With either scenario in mind, it is increasingly evident that caregivers must learn to take care of their own physical and psychological health in order to continue to fulfill their commitment to caretaking, and to ensure their own health for the future.  We are learning that scheduled time away from caregiving duties is essential for the wellbeing of the caregiver. Taking time out daily for as little as 30 minutes of relaxation can make a difference in levels of stress and depression.  Longer blocks of time that allow for time away from the demands of caregiving are even more beneficial.

Clinicians are discovering that no one can manage caregiving alone, especially for extended periods of time. Caregiving is always more successful as a family team effort. Enlisting the help of all family members and creating a schedule that all parties commit to will not only help the person receiving care, but also the primary caregiver devoting their efforts to the wellbeing of the care receiver. Home care agencies are available for hire to provide companion and aide services for care receivers so caregivers can take a break. Proper nutrition, exercise, yoga, tai chi, support groups, and individual counseling are all healthy suggestions to alleviate caregiver stress and are supported by research as helpful interventions.

If you have questions about caregiver support services in your community, contact the Social Services Department at the Wood County Committee on Aging, Inc. at (419) 353-5661.

Wayne Fishing Trip

Gentlemen from across the area enjoyed a day out on Friday, June 19 and learned the skill of fly fishing.
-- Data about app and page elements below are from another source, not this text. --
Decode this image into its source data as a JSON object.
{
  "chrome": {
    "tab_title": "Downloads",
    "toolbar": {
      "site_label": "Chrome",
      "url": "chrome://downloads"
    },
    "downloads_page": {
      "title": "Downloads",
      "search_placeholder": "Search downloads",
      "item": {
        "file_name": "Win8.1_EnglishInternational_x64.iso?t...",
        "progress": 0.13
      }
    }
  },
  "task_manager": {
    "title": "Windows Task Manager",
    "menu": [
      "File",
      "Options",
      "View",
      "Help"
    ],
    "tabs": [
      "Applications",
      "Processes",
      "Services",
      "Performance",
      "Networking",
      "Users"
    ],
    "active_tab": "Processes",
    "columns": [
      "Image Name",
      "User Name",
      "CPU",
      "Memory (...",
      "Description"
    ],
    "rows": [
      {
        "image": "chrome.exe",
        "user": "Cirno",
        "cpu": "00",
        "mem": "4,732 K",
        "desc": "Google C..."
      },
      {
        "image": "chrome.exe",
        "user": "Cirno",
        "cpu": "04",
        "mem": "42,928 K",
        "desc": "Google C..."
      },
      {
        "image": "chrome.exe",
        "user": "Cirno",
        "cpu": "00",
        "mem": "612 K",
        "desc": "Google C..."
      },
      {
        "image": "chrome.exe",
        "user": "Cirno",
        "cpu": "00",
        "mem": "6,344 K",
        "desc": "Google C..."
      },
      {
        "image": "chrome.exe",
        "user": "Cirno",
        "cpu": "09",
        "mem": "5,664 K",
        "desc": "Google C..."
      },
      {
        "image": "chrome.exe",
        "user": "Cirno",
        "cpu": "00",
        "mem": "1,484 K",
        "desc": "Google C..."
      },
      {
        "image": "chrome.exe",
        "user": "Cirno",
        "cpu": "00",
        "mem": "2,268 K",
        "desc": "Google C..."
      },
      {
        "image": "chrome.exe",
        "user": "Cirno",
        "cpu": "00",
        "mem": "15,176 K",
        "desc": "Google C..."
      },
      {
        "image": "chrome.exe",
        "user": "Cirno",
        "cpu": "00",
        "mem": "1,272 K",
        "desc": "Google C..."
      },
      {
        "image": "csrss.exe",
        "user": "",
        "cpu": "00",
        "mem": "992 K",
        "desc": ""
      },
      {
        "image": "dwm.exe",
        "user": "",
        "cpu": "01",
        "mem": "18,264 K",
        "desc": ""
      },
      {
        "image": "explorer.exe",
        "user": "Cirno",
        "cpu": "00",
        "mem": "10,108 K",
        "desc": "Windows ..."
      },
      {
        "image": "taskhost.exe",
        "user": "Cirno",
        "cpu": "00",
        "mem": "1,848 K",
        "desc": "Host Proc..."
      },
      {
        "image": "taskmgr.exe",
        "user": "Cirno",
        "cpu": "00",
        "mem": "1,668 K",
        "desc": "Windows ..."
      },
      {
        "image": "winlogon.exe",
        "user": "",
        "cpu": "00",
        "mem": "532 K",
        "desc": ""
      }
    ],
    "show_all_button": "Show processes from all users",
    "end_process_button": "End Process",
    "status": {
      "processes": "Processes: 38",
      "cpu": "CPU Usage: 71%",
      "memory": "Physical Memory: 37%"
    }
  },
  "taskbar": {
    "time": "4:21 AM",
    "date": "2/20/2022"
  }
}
Greg Senyo, professional fly fisherman, and staff from his business, Steelhead Alley Outfitters, spent the entire day in Wayne with over a dozen participants.


July's Recipe

Paul Dauch's Chicken Supreme

Recipe ingredients

8 chipped beef slices

8 skinless, boneless chicken breast halves

8 slices of bacon

1 cup sour cream

1 (10.75 ounce) can condensed cream of mushroom soup

2 Tbsp cooking sherry

paprika, to taste

Cooking directions

1. Preheat oven to 275 degrees

2. Combine the sour cream, cream of mushroom soup and cooking sherry

3. Line the bottom of a lightly greased 13x9x2 inch baking dish with 1/2 cup of the soup, sour cream, cooking sherry mixture.

4. Line the beef over the soup mixture in the bottom of the dish.

5. Wrap each chicken breast with one bacon strip and place onto the beef.

6. Pour the remaining sour cream, cream of mushroom soup, cooking sherry mixture evenly over the chicken.

7. Sprinkle, to taste, with paprika.

8. Bake uncovered in pre-heated oven for three hours.

Makes 8 servings

Golden Care Awards

Do you know a caregiver who deserves recognition for their work? Nominate them for a Golden Care Award! PDF files of the forms are available by visiting our website at